The group’s chairman, Kimathi Thuo stated that leaders must protect Kenya’s traditional values and promote the principles of natural law and morality.
“We call on the government to ensure that the traditional values that have guided us throughout our history are respected and protected,” he stated on the sidelines of a worship service in Nakuru City.
He said the community fully supports the recent comments made by political leaders, led by President William Ruto regarding LGBTQ unions and associations.
The Rastafari community emphasized that the government should immediately give a way forward, specifically that which respects the country’s values and beliefs
“It is only through united and such honest efforts that we can ensure that these values are preserved for future generations,” stated Thuo the Rastafarians stand with all groups protecting the sanctity of family structures.
LGBTQ advocacy groups and individuals have for years been pushing for greater recognition and protection of the rights of the LGBTQ community in Kenya.
They have been vocal about the need to repeal laws that criminalize homosexuality and provide legal recognition and protection for same-sex relationships.
However, same-sex unions remain illegal in Kenya, as homosexual activity is criminalized under Section 162 of the Penal Code. The maximum sentence for engaging in homosexual activity is 14 years in prison.
Kenyan Fertilizer Plant Aims to Address National Fertilizer Deficit
The fertilizer deficit in Kenya has been a longstanding challenge for the country’s farmers, many of whom struggle to afford the high cost of imported fertilizers.
Fertiplant, a Kenyan fertilizer plant based in Nakuru, is working to address the country’s fertilizer deficit ahead of the planting season. The Nitrogen, Phosphorus, and Potassium (NPK) granulation company boasts an annual production capacity of 100,000 tonnes, a significant contribution to the country’s agricultural sector.
According to Kenya’s Ministry of Agriculture, the country requires an estimated 600,000 tonnes of fertilizer annually, but local production can only meet approximately 20% of that demand. The rest must be imported, leading to high prices and limited access for many farmers.
Fertiplant aims to change this by producing high-quality fertilizers that are accessible and affordable for local farmers. The plant’s granules are made from a combination of locally-sourced raw materials and imported components, ensuring that they are tailored to meet the specific needs of Kenyan crops.
The company’s efforts have been recognized by the government, with President William Ruto, visiting the plant to officially open it and oversee its operations. The President praised Fertiplant for its contributions to the agricultural sector, highlighting the important role of local production in addressing the country’s fertilizer deficit.

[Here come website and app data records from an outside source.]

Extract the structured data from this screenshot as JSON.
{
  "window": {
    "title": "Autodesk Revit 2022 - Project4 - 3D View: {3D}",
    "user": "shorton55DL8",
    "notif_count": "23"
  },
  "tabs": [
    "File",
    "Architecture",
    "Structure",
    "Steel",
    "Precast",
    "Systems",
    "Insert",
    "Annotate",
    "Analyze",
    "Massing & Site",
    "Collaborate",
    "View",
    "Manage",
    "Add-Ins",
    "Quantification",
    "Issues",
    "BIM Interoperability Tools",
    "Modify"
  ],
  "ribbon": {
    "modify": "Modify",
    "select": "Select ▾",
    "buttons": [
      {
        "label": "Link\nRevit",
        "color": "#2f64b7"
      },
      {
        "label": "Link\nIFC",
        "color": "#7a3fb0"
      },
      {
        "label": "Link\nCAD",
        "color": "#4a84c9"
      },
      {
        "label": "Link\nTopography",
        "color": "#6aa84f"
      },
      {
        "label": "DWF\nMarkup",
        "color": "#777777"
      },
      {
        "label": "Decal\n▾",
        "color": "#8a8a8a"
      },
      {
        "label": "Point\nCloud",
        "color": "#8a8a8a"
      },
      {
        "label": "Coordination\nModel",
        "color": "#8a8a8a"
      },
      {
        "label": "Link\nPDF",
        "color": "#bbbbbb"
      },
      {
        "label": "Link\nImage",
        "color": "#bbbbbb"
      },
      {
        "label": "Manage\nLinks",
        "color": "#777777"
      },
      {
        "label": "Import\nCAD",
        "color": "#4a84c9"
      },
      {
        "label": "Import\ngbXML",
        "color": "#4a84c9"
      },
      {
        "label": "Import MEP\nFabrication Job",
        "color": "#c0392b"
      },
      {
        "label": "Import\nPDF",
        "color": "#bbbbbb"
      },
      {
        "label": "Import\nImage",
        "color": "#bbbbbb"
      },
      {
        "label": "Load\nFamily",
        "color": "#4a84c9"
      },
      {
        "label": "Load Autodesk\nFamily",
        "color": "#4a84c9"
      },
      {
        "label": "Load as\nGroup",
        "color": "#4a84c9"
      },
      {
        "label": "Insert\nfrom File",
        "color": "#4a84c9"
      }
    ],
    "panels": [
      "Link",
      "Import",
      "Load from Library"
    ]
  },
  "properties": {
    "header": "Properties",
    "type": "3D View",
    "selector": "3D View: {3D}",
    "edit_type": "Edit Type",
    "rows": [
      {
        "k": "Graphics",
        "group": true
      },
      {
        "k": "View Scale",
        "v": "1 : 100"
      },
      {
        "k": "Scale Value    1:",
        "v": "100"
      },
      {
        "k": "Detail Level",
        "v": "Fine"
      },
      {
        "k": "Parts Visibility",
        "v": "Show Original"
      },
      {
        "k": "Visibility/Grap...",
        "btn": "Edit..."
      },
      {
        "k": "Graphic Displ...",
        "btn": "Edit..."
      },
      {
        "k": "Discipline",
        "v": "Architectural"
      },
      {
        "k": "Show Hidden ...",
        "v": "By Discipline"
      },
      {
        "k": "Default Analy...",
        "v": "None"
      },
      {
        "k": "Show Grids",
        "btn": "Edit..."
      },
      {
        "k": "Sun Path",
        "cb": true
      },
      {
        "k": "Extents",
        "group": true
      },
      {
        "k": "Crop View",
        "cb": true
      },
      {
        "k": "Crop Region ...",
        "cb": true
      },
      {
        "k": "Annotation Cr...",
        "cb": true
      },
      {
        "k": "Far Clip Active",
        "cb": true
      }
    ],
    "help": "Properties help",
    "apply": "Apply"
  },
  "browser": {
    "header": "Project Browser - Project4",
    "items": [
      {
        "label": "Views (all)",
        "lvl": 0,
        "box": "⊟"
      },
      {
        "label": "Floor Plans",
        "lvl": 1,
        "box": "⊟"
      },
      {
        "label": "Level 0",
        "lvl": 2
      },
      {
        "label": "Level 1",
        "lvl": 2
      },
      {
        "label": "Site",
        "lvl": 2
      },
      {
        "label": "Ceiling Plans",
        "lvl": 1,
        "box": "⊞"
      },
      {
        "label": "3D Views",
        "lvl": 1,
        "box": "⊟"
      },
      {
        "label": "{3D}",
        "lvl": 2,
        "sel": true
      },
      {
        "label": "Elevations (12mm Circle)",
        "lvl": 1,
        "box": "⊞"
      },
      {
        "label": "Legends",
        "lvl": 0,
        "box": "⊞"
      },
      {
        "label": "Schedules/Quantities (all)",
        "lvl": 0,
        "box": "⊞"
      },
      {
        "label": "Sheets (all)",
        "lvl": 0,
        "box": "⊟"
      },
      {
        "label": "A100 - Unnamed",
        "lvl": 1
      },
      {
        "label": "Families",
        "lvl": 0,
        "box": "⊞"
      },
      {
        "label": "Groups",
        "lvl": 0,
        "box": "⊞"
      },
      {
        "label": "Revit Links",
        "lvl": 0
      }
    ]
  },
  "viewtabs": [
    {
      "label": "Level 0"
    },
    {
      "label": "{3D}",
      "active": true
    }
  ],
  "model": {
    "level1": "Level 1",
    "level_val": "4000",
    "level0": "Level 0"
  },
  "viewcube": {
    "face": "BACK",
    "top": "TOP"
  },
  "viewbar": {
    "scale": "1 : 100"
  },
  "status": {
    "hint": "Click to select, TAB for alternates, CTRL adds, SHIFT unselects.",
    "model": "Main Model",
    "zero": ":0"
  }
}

“We are proud of what Fertiplant is doing to support our farmers,” said Ruto. “Their production of high-quality fertilizers is a testament to the potential of our local agricultural industry. By supporting local production, we can reduce our reliance on imports and ensure that our farmers have access to the resources they need to succeed.”
The fertilizer deficit in Kenya has been a longstanding challenge for the country’s farmers, many of whom struggle to afford the high cost of imported fertilizers. Fertiplant’s efforts to address this deficit by producing high-quality fertilizers locally have been met with enthusiasm by farmers in the region.
“Having a local fertilizer plant is a game-changer for us,” said John Kipkoech, a farmer based in Nakuru. “We have struggled for years with high prices and limited access to fertilizers, but now we have a reliable source of high-quality products right here in our community. This will make a huge difference for our crops and our livelihoods.”
As the planting season approaches, the importance of accessible and affordable fertilizers cannot be overstated. Fertiplant’s efforts to address the country’s fertilizer deficit are a step in the right direction, supporting local farmers and contributing to Kenya’s agricultural development.